*** PROVIDED RECORDS ***
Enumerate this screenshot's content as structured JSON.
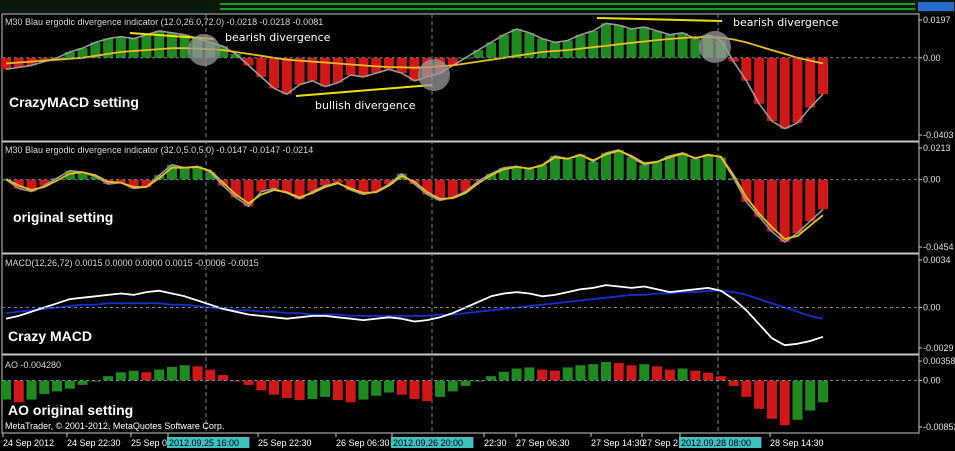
{
  "colors": {
    "background": "#000000",
    "panel_border": "#c8c8c8",
    "grid": "#6a8a9a",
    "bar_up": "#1f8a1f",
    "bar_down": "#d01818",
    "line_price": "#9a9a9a",
    "line_signal": "#e8c020",
    "macd_main": "#ffffff",
    "macd_signal": "#1030d0",
    "annotation_line": "#f0e000",
    "highlight_bg": "#40c0c0"
  },
  "chart_data": [
    {
      "type": "bar",
      "panel": 1,
      "header": "M30 Blau ergodic divergence indicator (12.0,26.0,72.0) -0.0218 -0.0218 -0.0081",
      "setting_label": "CrazyMACD setting",
      "y_ticks": [
        "0.0197",
        "0.00",
        "-0.0403"
      ],
      "ylim": [
        -0.0403,
        0.0197
      ],
      "annotations": [
        "bearish divergence",
        "bullish divergence",
        "bearish divergence"
      ],
      "series": [
        {
          "name": "",
          "type": "bar",
          "values": [
            -0.006,
            -0.005,
            -0.004,
            -0.002,
            0.0,
            0.003,
            0.005,
            0.008,
            0.01,
            0.011,
            0.01,
            0.012,
            0.014,
            0.013,
            0.012,
            0.01,
            0.008,
            0.006,
            0.002,
            -0.004,
            -0.01,
            -0.016,
            -0.019,
            -0.014,
            -0.012,
            -0.015,
            -0.013,
            -0.009,
            -0.01,
            -0.008,
            -0.006,
            -0.008,
            -0.012,
            -0.01,
            -0.008,
            -0.004,
            0.0,
            0.004,
            0.008,
            0.012,
            0.015,
            0.013,
            0.01,
            0.008,
            0.009,
            0.012,
            0.014,
            0.018,
            0.017,
            0.015,
            0.016,
            0.014,
            0.012,
            0.013,
            0.01,
            0.012,
            0.009,
            -0.002,
            -0.012,
            -0.024,
            -0.033,
            -0.037,
            -0.034,
            -0.026,
            -0.019
          ]
        },
        {
          "name": "",
          "type": "line",
          "values": [
            -0.003,
            -0.0025,
            -0.002,
            -0.0015,
            -0.001,
            -0.0005,
            0.0,
            0.001,
            0.002,
            0.003,
            0.0035,
            0.004,
            0.0045,
            0.005,
            0.005,
            0.0048,
            0.0045,
            0.004,
            0.003,
            0.002,
            0.001,
            0.0,
            -0.001,
            -0.0015,
            -0.002,
            -0.0025,
            -0.003,
            -0.0035,
            -0.004,
            -0.0045,
            -0.0048,
            -0.005,
            -0.0052,
            -0.005,
            -0.0045,
            -0.004,
            -0.003,
            -0.002,
            -0.001,
            0.0,
            0.001,
            0.002,
            0.003,
            0.0035,
            0.004,
            0.0048,
            0.0055,
            0.0062,
            0.007,
            0.0078,
            0.0085,
            0.0092,
            0.0098,
            0.0103,
            0.0107,
            0.0108,
            0.0105,
            0.0095,
            0.008,
            0.006,
            0.004,
            0.002,
            0.0,
            -0.0015,
            -0.003
          ]
        }
      ]
    },
    {
      "type": "bar",
      "panel": 2,
      "header": "M30 Blau ergodic divergence indicator (32.0,5.0,5.0) -0.0147 -0.0147 -0.0214",
      "setting_label": "original setting",
      "y_ticks": [
        "0.0213",
        "0.00",
        "-0.0454"
      ],
      "ylim": [
        -0.0454,
        0.0213
      ],
      "series": [
        {
          "name": "",
          "type": "bar",
          "values": [
            0.0,
            -0.006,
            -0.008,
            -0.004,
            0.001,
            0.006,
            0.005,
            0.002,
            -0.003,
            -0.002,
            -0.006,
            -0.005,
            0.003,
            0.01,
            0.008,
            0.009,
            0.005,
            -0.004,
            -0.012,
            -0.018,
            -0.008,
            -0.006,
            -0.009,
            -0.013,
            -0.008,
            -0.004,
            -0.002,
            -0.007,
            -0.01,
            -0.008,
            -0.003,
            0.004,
            -0.003,
            -0.01,
            -0.014,
            -0.012,
            -0.008,
            -0.001,
            0.004,
            0.008,
            0.009,
            0.007,
            0.01,
            0.016,
            0.014,
            0.017,
            0.012,
            0.018,
            0.02,
            0.015,
            0.01,
            0.012,
            0.016,
            0.018,
            0.014,
            0.017,
            0.015,
            0.001,
            -0.015,
            -0.025,
            -0.035,
            -0.042,
            -0.036,
            -0.028,
            -0.02
          ]
        },
        {
          "name": "",
          "type": "line",
          "values": [
            0.0005,
            -0.004,
            -0.007,
            -0.005,
            -0.0005,
            0.004,
            0.005,
            0.003,
            -0.0015,
            -0.002,
            -0.005,
            -0.005,
            0.001,
            0.008,
            0.008,
            0.0085,
            0.006,
            -0.002,
            -0.01,
            -0.016,
            -0.01,
            -0.007,
            -0.0085,
            -0.012,
            -0.009,
            -0.005,
            -0.0025,
            -0.006,
            -0.009,
            -0.0085,
            -0.004,
            0.0025,
            -0.0015,
            -0.0085,
            -0.013,
            -0.0125,
            -0.009,
            -0.0025,
            0.003,
            0.007,
            0.0085,
            0.0075,
            0.0095,
            0.015,
            0.014,
            0.0165,
            0.013,
            0.017,
            0.0195,
            0.016,
            0.011,
            0.012,
            0.015,
            0.0175,
            0.0145,
            0.0165,
            0.0155,
            0.003,
            -0.012,
            -0.023,
            -0.032,
            -0.04,
            -0.038,
            -0.031,
            -0.024
          ]
        }
      ]
    },
    {
      "type": "line",
      "panel": 3,
      "header": "MACD(12,26,72) 0.0015 0.0000 0.0000 0.0015 -0.0006 -0.0015",
      "setting_label": "Crazy MACD",
      "y_ticks": [
        "0.0034",
        "0.00",
        "-0.0029"
      ],
      "ylim": [
        -0.0029,
        0.0034
      ],
      "series": [
        {
          "name": "",
          "values": [
            -0.0008,
            -0.0006,
            -0.0003,
            0.0,
            0.0003,
            0.0006,
            0.0007,
            0.0008,
            0.0009,
            0.001,
            0.0009,
            0.0011,
            0.0012,
            0.001,
            0.0008,
            0.0005,
            0.0002,
            -0.0001,
            -0.0003,
            -0.0005,
            -0.0006,
            -0.0007,
            -0.0008,
            -0.0007,
            -0.0006,
            -0.0006,
            -0.0007,
            -0.0008,
            -0.0009,
            -0.0008,
            -0.0007,
            -0.0008,
            -0.001,
            -0.0009,
            -0.0007,
            -0.0004,
            0.0,
            0.0004,
            0.0008,
            0.001,
            0.0011,
            0.001,
            0.0008,
            0.0009,
            0.0011,
            0.0013,
            0.0014,
            0.0016,
            0.0015,
            0.0014,
            0.0015,
            0.0013,
            0.0011,
            0.0012,
            0.0013,
            0.0014,
            0.0012,
            0.0006,
            -0.0002,
            -0.0012,
            -0.0022,
            -0.0027,
            -0.0026,
            -0.0024,
            -0.0021
          ]
        },
        {
          "name": "",
          "values": [
            -0.0004,
            -0.0003,
            -0.0002,
            -0.0001,
            0.0,
            0.0001,
            0.0002,
            0.0002,
            0.0003,
            0.0003,
            0.0003,
            0.0003,
            0.0003,
            0.0002,
            0.0002,
            0.0001,
            0.0,
            -0.0001,
            -0.0002,
            -0.0002,
            -0.0003,
            -0.0003,
            -0.0004,
            -0.0004,
            -0.0005,
            -0.0005,
            -0.0005,
            -0.0006,
            -0.0006,
            -0.0006,
            -0.0006,
            -0.0006,
            -0.0006,
            -0.0006,
            -0.0005,
            -0.0005,
            -0.0004,
            -0.0003,
            -0.0002,
            -0.0001,
            0.0,
            0.0001,
            0.0002,
            0.0003,
            0.0004,
            0.0005,
            0.0006,
            0.0007,
            0.0008,
            0.0009,
            0.0009,
            0.001,
            0.001,
            0.0011,
            0.0011,
            0.0012,
            0.0012,
            0.0011,
            0.0009,
            0.0006,
            0.0003,
            0.0,
            -0.0003,
            -0.0006,
            -0.0008
          ]
        }
      ]
    },
    {
      "type": "bar",
      "panel": 4,
      "header": "AO -0.004280",
      "setting_label": "AO original setting",
      "y_ticks": [
        "0.00358",
        "0.00",
        "-0.00853"
      ],
      "ylim": [
        -0.00853,
        0.00358
      ],
      "series": [
        {
          "name": "",
          "values": [
            -0.0035,
            -0.004,
            -0.0035,
            -0.0025,
            -0.002,
            -0.0015,
            -0.0008,
            0.0,
            0.0008,
            0.0015,
            0.0018,
            0.0015,
            0.002,
            0.0025,
            0.0028,
            0.0026,
            0.002,
            0.001,
            0.0,
            -0.0008,
            -0.0018,
            -0.0026,
            -0.0032,
            -0.0036,
            -0.0034,
            -0.003,
            -0.0036,
            -0.004,
            -0.0035,
            -0.0028,
            -0.0022,
            -0.0026,
            -0.0034,
            -0.0038,
            -0.003,
            -0.002,
            -0.001,
            0.0,
            0.0008,
            0.0016,
            0.0022,
            0.0024,
            0.002,
            0.0018,
            0.0024,
            0.0028,
            0.003,
            0.0034,
            0.0032,
            0.0028,
            0.003,
            0.0026,
            0.002,
            0.0022,
            0.0018,
            0.0014,
            0.0008,
            -0.001,
            -0.003,
            -0.0052,
            -0.007,
            -0.0082,
            -0.0072,
            -0.0055,
            -0.004
          ]
        }
      ]
    }
  ],
  "x_axis": {
    "labels": [
      "24 Sep 2012",
      "24 Sep 22:30",
      "25 Sep 0",
      "2012.09.25 16:00",
      "25 Sep 22:30",
      "26 Sep 06:30",
      "2012.09.26 20:00",
      "22:30",
      "27 Sep 06:30",
      "27 Sep 14:30",
      "27 Sep 2",
      "2012.09.28 08:00",
      "28 Sep 14:30"
    ],
    "highlighted": [
      "2012.09.25 16:00",
      "2012.09.26 20:00",
      "2012.09.28 08:00"
    ]
  },
  "footer": "MetaTrader, © 2001-2012, MetaQuotes Software Corp."
}
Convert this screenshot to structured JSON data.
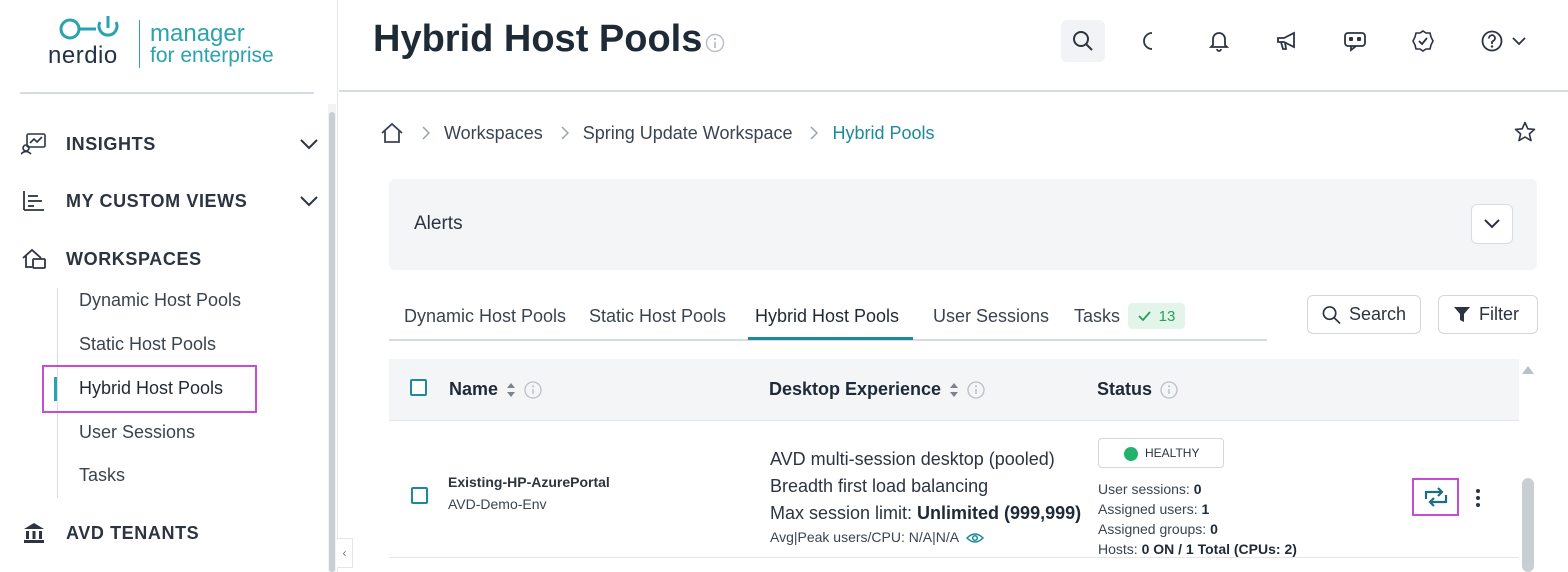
{
  "brand": {
    "name": "nerdio",
    "product_line1": "manager",
    "product_line2": "for enterprise",
    "accent_color": "#2aa3b0",
    "highlight_color": "#c84bd6"
  },
  "sidebar": {
    "sections": [
      {
        "label": "INSIGHTS",
        "icon": "insights-icon",
        "expandable": true
      },
      {
        "label": "MY CUSTOM VIEWS",
        "icon": "custom-views-icon",
        "expandable": true
      },
      {
        "label": "WORKSPACES",
        "icon": "workspaces-icon",
        "expandable": false
      },
      {
        "label": "AVD TENANTS",
        "icon": "bank-icon",
        "expandable": false
      }
    ],
    "workspace_items": [
      {
        "label": "Dynamic Host Pools",
        "active": false
      },
      {
        "label": "Static Host Pools",
        "active": false
      },
      {
        "label": "Hybrid Host Pools",
        "active": true
      },
      {
        "label": "User Sessions",
        "active": false
      },
      {
        "label": "Tasks",
        "active": false
      }
    ],
    "collapse_glyph": "‹"
  },
  "header": {
    "title": "Hybrid Host Pools",
    "icons": [
      "search-icon",
      "moon-icon",
      "bell-icon",
      "megaphone-icon",
      "chat-bot-icon",
      "badge-check-icon",
      "help-icon",
      "chevron-down-icon"
    ]
  },
  "breadcrumb": {
    "items": [
      "Workspaces",
      "Spring Update Workspace",
      "Hybrid Pools"
    ]
  },
  "alerts": {
    "title": "Alerts"
  },
  "tabs": {
    "items": [
      "Dynamic Host Pools",
      "Static Host Pools",
      "Hybrid Host Pools",
      "User Sessions",
      "Tasks"
    ],
    "active": "Hybrid Host Pools",
    "tasks_count": "13"
  },
  "toolbar": {
    "search_label": "Search",
    "filter_label": "Filter"
  },
  "table": {
    "columns": [
      "Name",
      "Desktop Experience",
      "Status"
    ],
    "rows": [
      {
        "name": "Existing-HP-AzurePortal",
        "subname": "AVD-Demo-Env",
        "desktop_type": "AVD multi-session desktop (pooled)",
        "load_balancing": "Breadth first load balancing",
        "max_session_label": "Max session limit:",
        "max_session_value": "Unlimited (999,999)",
        "avg_peak_label": "Avg|Peak users/CPU:",
        "avg_peak_value": "N/A|N/A",
        "status": "HEALTHY",
        "user_sessions_label": "User sessions:",
        "user_sessions": "0",
        "assigned_users_label": "Assigned users:",
        "assigned_users": "1",
        "assigned_groups_label": "Assigned groups:",
        "assigned_groups": "0",
        "hosts_label": "Hosts:",
        "hosts": "0 ON / 1 Total (CPUs: 2)"
      }
    ]
  }
}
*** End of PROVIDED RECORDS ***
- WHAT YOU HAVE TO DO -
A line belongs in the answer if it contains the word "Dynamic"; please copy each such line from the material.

- OUTPUT FOR THIS TASK -
        "label": "Dynamic Host Pools",
      "Dynamic Host Pools",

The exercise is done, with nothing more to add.